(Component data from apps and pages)
+ + +

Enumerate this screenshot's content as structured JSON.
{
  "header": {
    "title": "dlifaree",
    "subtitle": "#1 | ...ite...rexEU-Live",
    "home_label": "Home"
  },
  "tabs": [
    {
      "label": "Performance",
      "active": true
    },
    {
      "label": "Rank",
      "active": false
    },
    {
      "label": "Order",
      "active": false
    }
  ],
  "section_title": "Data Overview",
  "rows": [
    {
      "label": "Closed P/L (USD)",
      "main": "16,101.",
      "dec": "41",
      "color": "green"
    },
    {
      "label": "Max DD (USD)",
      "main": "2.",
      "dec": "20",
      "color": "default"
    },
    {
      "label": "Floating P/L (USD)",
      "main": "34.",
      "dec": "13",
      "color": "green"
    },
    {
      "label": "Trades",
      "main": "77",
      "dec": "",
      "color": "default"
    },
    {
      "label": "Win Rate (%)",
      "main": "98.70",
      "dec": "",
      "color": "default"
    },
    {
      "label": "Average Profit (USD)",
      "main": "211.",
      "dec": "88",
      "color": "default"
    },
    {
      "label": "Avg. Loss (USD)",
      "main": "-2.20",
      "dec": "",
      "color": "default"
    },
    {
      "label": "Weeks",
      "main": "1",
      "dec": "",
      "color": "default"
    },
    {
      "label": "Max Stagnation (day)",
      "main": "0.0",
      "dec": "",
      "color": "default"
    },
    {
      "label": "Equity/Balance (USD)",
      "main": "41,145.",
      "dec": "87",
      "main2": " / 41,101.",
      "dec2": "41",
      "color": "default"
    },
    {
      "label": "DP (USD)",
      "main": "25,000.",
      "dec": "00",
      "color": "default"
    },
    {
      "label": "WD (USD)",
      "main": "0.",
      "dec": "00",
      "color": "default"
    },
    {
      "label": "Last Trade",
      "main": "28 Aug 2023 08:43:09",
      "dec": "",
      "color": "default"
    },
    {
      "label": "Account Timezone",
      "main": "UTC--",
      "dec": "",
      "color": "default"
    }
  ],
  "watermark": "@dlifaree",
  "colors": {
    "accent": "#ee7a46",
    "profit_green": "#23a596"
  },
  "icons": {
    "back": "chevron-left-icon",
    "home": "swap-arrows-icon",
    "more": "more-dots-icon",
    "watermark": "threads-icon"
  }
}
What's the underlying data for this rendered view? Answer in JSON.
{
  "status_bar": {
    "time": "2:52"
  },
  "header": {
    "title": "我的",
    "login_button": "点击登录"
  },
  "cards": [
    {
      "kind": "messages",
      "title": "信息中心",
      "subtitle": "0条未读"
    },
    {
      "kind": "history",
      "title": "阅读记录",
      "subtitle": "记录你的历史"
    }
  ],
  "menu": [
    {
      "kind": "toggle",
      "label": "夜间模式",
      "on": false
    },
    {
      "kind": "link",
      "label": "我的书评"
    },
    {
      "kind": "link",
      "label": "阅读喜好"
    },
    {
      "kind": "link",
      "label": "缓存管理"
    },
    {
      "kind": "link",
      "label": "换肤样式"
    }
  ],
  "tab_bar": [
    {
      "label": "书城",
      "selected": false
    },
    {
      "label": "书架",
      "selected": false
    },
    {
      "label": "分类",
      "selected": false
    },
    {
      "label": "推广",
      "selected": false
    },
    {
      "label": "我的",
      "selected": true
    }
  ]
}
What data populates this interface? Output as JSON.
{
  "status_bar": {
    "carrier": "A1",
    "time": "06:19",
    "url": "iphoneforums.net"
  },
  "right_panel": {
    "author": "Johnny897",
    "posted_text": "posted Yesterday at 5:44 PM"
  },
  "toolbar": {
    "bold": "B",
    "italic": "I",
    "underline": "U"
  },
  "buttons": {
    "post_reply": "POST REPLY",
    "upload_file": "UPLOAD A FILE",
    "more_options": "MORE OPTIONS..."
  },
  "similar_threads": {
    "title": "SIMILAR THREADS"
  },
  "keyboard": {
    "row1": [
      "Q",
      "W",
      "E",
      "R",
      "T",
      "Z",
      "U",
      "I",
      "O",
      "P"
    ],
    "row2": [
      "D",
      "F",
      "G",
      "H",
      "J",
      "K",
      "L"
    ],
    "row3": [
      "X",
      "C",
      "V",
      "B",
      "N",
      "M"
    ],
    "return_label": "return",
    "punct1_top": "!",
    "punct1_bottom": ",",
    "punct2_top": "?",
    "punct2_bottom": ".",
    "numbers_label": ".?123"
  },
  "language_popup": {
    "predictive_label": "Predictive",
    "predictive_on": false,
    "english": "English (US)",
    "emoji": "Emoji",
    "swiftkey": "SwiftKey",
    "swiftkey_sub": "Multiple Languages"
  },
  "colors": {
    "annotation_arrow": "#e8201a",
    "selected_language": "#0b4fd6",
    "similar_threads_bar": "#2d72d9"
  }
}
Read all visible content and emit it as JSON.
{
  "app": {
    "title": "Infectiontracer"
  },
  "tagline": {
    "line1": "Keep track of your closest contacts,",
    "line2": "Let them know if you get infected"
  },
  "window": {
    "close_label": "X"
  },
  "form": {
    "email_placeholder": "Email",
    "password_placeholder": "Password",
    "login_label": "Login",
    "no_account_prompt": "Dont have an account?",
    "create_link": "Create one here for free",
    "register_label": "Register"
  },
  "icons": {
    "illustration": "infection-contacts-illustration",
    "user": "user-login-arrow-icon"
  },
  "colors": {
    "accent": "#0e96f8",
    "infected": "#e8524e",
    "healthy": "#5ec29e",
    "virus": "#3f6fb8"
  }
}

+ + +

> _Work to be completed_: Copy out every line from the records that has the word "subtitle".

> _Response to the exercise_:
    "subtitle": "#1 | ...ite...rexEU-Live",
      "subtitle": "0条未读"
      "subtitle": "记录你的历史"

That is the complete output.